One in 10 births around world premature, WHO says
One in 10 of the some 130 million births around the world each year is premature, WHO said.
One in 10 of the some 130 million births around the world each year is premature, the vast majority in poorer countries where chances of survival are low, the World Health Organisation (WHO) said on Monday.
An article in the U.N. agency's January bulletin also reported a "dramatic rise" in pre-term births in a range of richer countries over the past 20 years, especially in North America and parts of Europe.
Based on studies from the mid-1990s to 2007, it said 85 percent of births before the normal 37-week human gestation period were in Asia, with some 70 million, and in Africa, with more than 40 million annually.
But the highest rates of pre-term deliveries against the overall total of births were in Africa, with an average of nearly 12 percent, and North America, with 10.6 percent, according to the article by WHO specialists and researchers.
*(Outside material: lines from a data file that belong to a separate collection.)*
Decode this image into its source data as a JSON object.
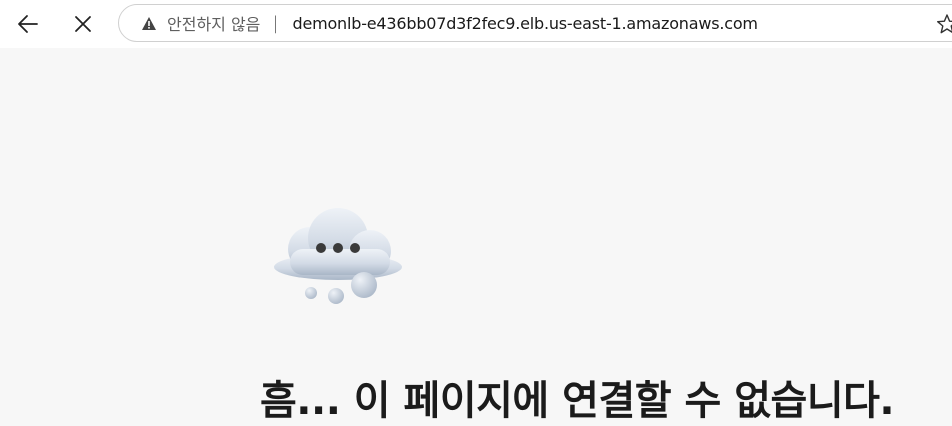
{
  "browser": {
    "back_button_label": "뒤로",
    "stop_button_label": "중지",
    "address_bar": {
      "security_label": "안전하지 않음",
      "separator": "|",
      "url": "demonlb-e436bb07d3f2fec9.elb.us-east-1.amazonaws.com"
    },
    "icons": {
      "back": "arrow-left-icon",
      "stop": "close-icon",
      "security": "warning-triangle-icon",
      "favorite": "star-outline-icon"
    }
  },
  "error_page": {
    "illustration": "cloud-with-dots-icon",
    "title": "흠... 이 페이지에 연결할 수 없습니다."
  },
  "colors": {
    "page_background": "#f7f7f7",
    "toolbar_background": "#ffffff",
    "cloud": "#c9d3e0",
    "title_text": "#1b1b1b"
  }
}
In Europe, the figure was only 6.2 percent and in Latin America and the Caribbean just 9.1 percent.
Many premature babies in Asia and Africa have no access to effective care, said Dr Lale Say, a lead author of the article. One born at 32 weeks, weighing less than 2,000 grams, has little chance of survival, the WHO specialist wrote.
By contrast, an infant born at 32 weeks in a developed country is as likely to survive as one born at full term.
Evidence from the United States shows that about 50 percent of babies born after gestation periods as short as 22-25 weeks may survive, half of them without serious health problems by the time they reach 18 to 22 months of age, the article said.
The large numbers of premature births in Asia -- mainly in and around the Indian sub-continent where the average is 11.4 percent -- and Africa, where in the southern region it reaches 17.5 per cent, were largely due to absence of drugs to treat infections suffered by mothers during pregnancy.
But in the richer countries increasing numbers reported not just from the United States but also from Britain and the Scandinavian countries suggested modern medical technologies and lifestyle changes played a role.
Increasingly women over 34 in countries with advanced health systems were choosing to have babies. Other factors were greater use of assisted reproduction techniques and greater numbers of mothers opting for Caesarean sections.
Reuters Last Mod: 05 Ocak 2010, 12:56